===== Material for this task

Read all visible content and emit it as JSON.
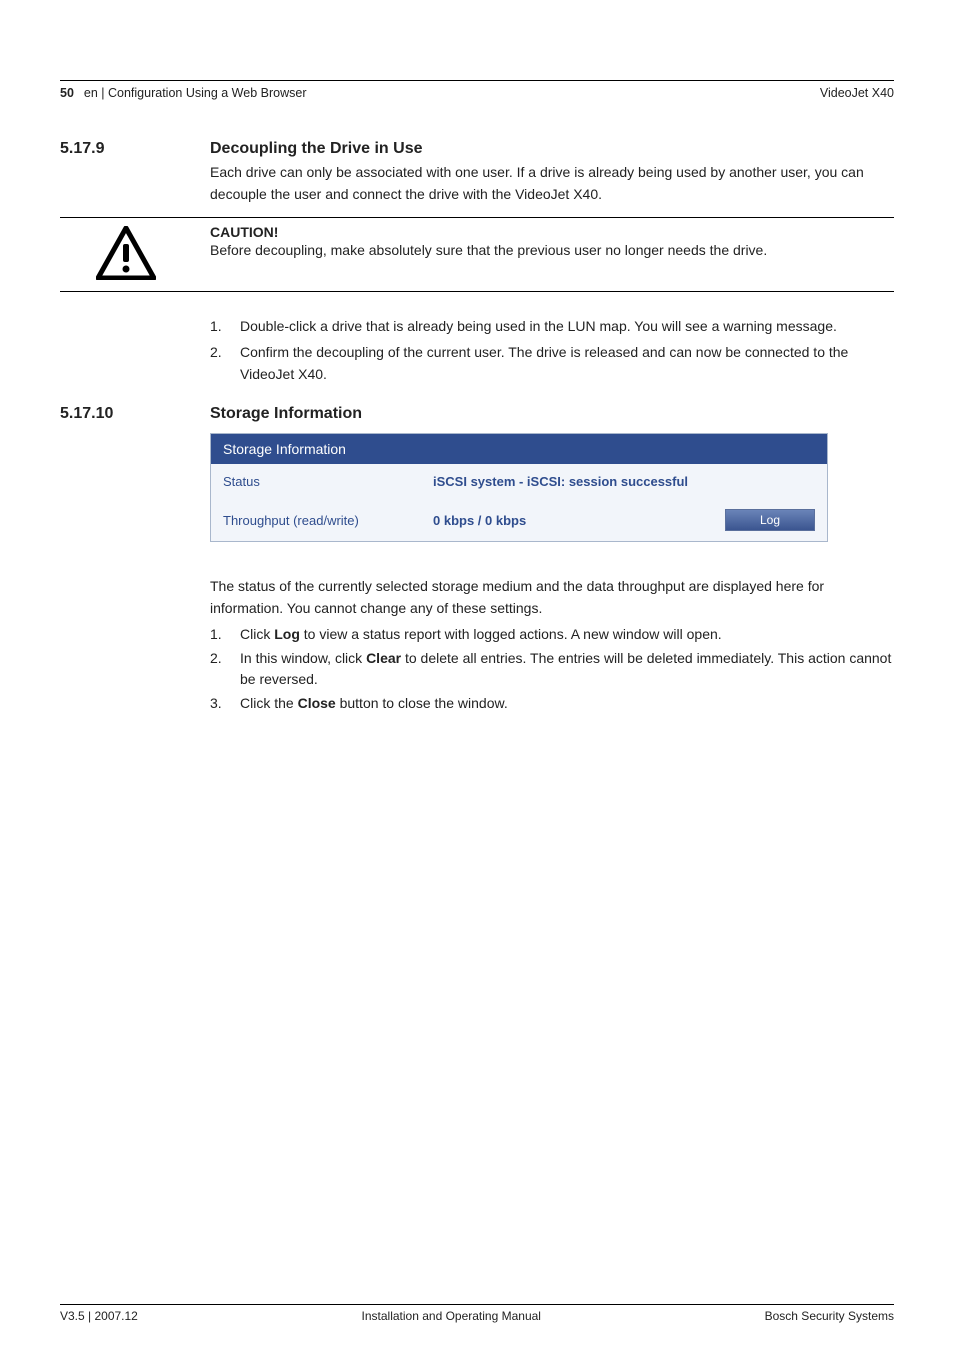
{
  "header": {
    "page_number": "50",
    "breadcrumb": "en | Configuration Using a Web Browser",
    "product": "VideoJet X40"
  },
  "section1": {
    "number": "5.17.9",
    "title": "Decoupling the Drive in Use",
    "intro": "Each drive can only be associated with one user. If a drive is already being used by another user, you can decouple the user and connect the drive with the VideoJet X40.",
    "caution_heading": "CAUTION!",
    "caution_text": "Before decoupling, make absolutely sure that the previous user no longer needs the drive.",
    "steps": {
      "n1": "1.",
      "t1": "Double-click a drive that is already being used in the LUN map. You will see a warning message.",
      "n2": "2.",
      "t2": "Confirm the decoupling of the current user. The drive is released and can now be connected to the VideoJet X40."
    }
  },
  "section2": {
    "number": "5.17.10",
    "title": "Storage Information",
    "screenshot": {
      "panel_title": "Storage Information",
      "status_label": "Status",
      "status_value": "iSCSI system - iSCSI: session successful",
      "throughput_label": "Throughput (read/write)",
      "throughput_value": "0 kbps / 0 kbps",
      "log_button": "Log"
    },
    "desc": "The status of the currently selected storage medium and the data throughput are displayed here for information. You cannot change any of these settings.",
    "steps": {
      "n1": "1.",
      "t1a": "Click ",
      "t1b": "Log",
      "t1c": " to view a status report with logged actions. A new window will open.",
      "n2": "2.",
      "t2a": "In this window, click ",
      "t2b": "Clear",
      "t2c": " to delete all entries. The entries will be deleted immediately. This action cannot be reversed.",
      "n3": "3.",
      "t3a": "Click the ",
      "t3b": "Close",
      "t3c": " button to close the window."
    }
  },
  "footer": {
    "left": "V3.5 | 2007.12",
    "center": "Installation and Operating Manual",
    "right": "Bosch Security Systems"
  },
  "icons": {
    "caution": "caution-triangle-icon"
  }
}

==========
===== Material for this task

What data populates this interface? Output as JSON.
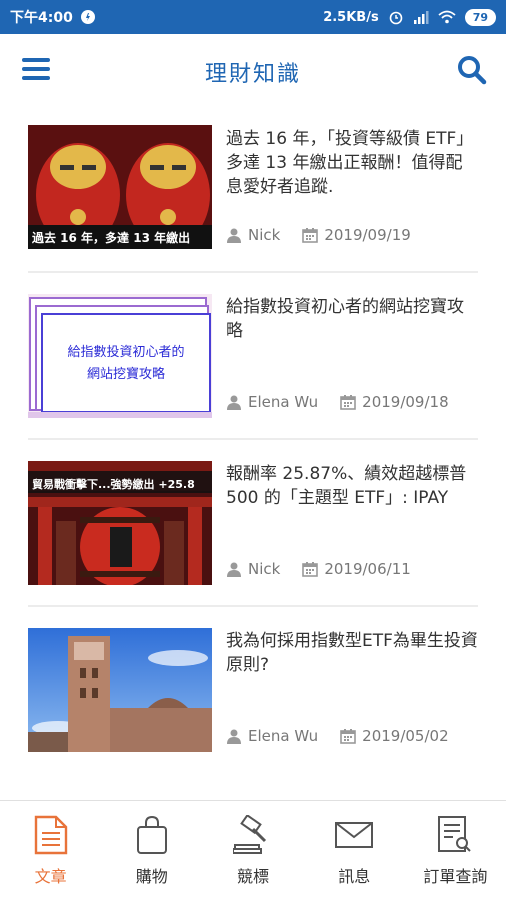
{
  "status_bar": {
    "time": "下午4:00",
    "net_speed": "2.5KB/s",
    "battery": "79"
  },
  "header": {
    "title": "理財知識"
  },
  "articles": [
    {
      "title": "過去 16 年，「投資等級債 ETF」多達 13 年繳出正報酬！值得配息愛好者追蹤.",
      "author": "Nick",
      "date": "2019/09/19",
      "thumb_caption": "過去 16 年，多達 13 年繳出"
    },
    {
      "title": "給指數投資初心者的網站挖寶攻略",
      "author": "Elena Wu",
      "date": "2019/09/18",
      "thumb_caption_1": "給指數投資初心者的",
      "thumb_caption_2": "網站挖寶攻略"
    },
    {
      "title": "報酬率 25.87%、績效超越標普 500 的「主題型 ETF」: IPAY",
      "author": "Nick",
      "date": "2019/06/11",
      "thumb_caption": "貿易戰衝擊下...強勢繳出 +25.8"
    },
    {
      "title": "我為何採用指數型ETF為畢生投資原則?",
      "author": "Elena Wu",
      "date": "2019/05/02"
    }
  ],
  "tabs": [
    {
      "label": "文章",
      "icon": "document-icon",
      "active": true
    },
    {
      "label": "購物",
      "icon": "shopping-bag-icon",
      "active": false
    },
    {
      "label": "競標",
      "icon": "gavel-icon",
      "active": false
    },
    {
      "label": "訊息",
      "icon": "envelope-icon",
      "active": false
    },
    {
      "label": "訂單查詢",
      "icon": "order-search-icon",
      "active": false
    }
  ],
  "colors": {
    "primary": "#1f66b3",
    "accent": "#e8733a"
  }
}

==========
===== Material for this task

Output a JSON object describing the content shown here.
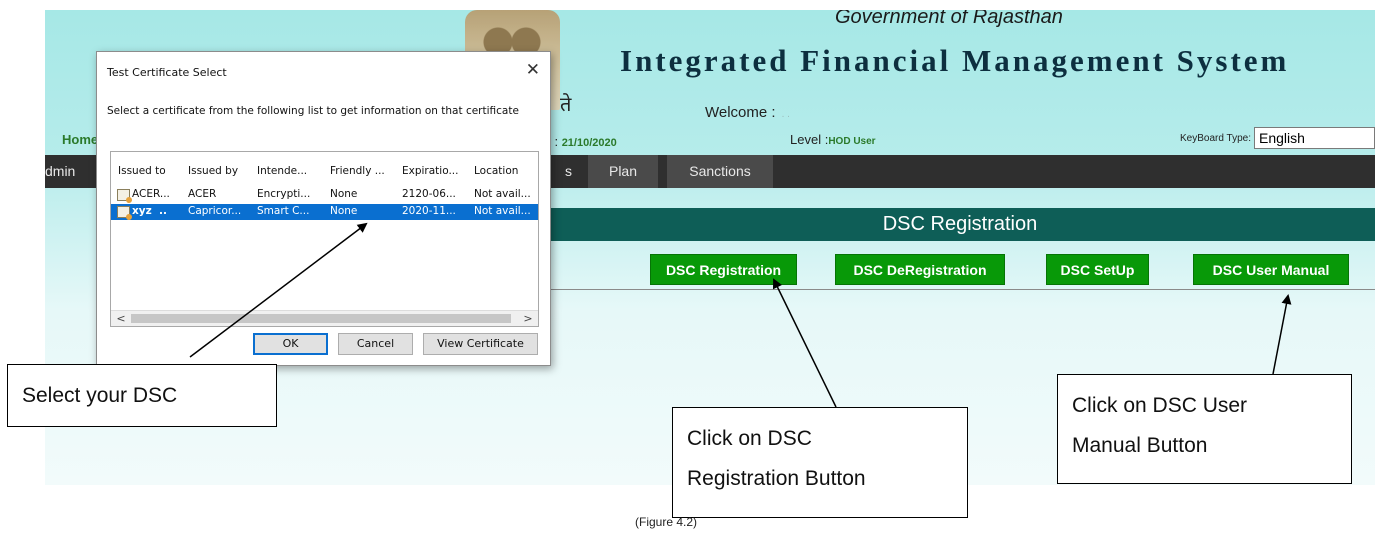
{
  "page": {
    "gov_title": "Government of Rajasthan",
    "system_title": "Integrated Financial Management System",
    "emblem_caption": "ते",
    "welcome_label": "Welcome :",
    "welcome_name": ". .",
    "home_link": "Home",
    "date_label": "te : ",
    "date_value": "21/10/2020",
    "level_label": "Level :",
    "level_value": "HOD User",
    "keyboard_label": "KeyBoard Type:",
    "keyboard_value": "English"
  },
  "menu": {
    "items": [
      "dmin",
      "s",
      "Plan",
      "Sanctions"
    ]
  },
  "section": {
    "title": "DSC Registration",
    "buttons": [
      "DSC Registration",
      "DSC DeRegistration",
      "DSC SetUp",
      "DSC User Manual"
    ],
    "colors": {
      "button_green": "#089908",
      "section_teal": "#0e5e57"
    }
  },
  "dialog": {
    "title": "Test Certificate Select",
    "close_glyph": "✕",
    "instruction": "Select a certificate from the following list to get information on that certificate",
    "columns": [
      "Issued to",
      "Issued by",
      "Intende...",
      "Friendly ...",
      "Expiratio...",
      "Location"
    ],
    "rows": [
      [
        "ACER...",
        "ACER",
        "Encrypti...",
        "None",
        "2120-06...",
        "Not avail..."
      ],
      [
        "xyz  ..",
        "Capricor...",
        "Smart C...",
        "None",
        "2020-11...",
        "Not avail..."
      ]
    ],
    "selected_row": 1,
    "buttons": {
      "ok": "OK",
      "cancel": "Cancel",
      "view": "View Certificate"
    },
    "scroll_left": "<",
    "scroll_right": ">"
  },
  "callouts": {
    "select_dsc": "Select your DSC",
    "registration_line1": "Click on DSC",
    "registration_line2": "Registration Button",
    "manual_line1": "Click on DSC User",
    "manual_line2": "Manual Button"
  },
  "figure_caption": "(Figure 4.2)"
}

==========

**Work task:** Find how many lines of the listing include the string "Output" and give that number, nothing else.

**Worked solution:** 2